It seems like a long, long time ago that I first received word of this week's earthquake centered in Christchurch, New Zealand, but a woman I love, my daughter, was in the vicinity. I cannot help but wonder the way fathers do about her safety and welfare. But thus far not a word.
The folks at the United States embassy in Aukland, some 473 miles and a world away, were great when I contacted them last night. There are no reports of American deaths or casualties, a correspondent told me. But, she went on to say, please do inform them if I learn anything. It was an odd, odd thing to turn to the government for help. Necessity has made a hypocrite of me.

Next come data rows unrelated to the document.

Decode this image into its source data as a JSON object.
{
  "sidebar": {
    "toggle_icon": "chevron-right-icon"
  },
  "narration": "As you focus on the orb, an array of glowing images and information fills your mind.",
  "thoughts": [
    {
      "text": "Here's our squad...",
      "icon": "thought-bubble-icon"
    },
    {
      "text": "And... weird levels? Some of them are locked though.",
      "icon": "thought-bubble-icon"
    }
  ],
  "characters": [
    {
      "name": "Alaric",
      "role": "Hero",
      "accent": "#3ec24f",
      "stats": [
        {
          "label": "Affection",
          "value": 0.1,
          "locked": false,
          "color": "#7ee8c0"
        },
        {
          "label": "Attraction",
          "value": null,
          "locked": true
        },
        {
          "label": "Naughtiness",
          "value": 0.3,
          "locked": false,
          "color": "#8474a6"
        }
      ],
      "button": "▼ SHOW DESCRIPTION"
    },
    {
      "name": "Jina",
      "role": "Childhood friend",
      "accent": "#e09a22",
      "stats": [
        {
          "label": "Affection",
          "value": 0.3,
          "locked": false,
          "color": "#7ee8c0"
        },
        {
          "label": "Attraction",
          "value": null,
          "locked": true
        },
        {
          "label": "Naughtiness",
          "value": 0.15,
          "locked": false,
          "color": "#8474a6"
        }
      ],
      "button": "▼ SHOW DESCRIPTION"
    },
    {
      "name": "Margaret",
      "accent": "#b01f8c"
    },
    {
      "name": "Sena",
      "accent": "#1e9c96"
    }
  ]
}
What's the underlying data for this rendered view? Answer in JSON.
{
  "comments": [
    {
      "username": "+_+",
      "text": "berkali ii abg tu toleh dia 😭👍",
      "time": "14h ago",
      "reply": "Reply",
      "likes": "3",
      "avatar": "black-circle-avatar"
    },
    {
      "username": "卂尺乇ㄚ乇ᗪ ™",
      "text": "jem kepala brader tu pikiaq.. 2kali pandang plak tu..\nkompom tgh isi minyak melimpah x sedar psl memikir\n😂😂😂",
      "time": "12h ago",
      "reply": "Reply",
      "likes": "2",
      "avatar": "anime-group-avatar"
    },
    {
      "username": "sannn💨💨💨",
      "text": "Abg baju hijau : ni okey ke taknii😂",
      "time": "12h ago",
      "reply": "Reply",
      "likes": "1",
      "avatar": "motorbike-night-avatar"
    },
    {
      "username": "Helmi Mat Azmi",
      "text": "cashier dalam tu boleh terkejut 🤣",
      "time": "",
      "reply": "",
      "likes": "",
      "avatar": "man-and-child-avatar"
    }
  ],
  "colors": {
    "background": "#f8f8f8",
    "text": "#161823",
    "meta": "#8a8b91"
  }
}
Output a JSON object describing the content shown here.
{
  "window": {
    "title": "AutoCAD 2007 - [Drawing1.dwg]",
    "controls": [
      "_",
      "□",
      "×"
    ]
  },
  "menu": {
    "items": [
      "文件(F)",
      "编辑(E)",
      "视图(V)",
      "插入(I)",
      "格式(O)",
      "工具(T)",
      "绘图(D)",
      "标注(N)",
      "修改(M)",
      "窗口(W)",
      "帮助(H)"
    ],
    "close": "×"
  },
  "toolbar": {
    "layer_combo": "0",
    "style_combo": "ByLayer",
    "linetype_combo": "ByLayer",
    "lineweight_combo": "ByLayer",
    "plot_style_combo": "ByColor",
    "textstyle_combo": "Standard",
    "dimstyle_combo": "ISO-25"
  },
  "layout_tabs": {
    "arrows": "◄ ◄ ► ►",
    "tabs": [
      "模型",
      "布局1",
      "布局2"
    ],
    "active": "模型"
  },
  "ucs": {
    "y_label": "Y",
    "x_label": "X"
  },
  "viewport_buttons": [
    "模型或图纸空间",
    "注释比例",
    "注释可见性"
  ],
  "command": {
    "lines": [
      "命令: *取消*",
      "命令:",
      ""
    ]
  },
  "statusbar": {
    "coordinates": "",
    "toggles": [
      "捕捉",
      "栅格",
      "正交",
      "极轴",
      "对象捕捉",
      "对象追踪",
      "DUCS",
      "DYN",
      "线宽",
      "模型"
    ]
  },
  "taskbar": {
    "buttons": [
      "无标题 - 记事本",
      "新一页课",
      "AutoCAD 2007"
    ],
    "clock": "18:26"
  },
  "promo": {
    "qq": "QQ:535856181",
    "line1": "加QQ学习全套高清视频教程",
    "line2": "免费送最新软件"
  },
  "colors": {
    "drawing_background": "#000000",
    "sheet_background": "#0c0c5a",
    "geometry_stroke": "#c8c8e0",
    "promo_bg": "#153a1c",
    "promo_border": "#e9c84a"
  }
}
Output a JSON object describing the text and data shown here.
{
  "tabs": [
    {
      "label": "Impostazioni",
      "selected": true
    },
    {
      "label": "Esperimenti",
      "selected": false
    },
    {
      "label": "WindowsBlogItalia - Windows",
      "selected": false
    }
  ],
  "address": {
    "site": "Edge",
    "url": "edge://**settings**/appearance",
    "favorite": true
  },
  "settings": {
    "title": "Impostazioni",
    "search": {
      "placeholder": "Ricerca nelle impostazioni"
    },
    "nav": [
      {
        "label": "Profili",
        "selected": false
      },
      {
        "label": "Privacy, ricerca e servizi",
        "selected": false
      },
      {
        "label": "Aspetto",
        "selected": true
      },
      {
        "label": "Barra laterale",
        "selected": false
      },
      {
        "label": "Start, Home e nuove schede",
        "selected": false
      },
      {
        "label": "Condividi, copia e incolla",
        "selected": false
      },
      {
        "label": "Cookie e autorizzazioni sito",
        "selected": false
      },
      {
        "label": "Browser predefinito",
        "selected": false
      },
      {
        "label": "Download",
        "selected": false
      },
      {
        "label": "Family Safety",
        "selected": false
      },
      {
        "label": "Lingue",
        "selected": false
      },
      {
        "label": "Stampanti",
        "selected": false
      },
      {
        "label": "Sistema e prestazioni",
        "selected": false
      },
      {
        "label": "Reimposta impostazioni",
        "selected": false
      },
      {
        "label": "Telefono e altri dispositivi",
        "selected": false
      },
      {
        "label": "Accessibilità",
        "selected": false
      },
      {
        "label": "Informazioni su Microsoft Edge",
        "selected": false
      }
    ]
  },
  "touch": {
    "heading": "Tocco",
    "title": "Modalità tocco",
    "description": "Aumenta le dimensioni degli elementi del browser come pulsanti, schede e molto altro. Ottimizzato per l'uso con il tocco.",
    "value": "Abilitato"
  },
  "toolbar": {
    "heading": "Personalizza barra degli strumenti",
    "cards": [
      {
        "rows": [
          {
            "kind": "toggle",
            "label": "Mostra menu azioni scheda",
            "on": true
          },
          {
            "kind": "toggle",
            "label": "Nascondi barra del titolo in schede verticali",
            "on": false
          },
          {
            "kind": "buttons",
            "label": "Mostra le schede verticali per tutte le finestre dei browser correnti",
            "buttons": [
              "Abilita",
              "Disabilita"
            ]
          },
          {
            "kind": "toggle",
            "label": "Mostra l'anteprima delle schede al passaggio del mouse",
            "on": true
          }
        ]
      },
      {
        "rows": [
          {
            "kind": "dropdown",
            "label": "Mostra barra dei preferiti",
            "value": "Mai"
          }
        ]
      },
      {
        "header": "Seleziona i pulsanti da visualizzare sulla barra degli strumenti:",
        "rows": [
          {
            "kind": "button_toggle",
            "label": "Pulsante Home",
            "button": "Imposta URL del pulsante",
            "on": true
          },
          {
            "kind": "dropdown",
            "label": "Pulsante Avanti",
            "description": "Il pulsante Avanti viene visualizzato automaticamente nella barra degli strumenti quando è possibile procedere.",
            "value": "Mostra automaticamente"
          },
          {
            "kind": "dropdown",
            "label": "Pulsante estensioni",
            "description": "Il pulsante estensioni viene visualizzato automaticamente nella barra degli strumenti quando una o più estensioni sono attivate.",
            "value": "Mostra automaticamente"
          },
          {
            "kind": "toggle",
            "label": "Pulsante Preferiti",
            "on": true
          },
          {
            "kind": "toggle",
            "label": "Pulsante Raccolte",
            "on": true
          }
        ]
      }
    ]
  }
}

At this point, I would settle for the tiniest shard of information. What I have learned is the Christchuch was hit hard. There are folks still missing, and feared trapped beneath collapsed buildings. Rescuers are working frantically against the clock to save all they can. Apparently some 70 or so folks are confirmed dead, and as many as 300 are missing.
Odds are my daughter is fine. She and friends were on a road trip. For all I know, they fled the area before the tremors struck and are lolling in the outback somehwere, perhaps without knowledge that the Earth roared. I have an alternative vision, my daughter losing herself only to find a truer version of herself in service of others as she assists rescuers. On this latter theory, she hasn't called because she's been distracted, or, perhaps, because the communication network has been damaged.
But the father in me picks at old scabs. My father disappeared one day, or so it seemed to me. He left for work one day when I was quite young and never returned. I did not know whether he was alive or dead for some 40 years. It took his new wife to make the call that introduced two men with everything and nothing in common. I cannot bear the thought of losing another loved one to the mist.
Aided by my other children, and friends of my daugher's, we are trying to reassemble her New Zealand itinerary, tracing her steps and movements. If we do not hear from her by this weekend, either my wife or I will travel to the end of the Earth to find this girl. I want desperately to be the one to go, but a law firm is sometimes a cruel yoke. In any case, the week crawls and something like fatigue sets in. I wonder where she is, and I crave the sight and sound of her.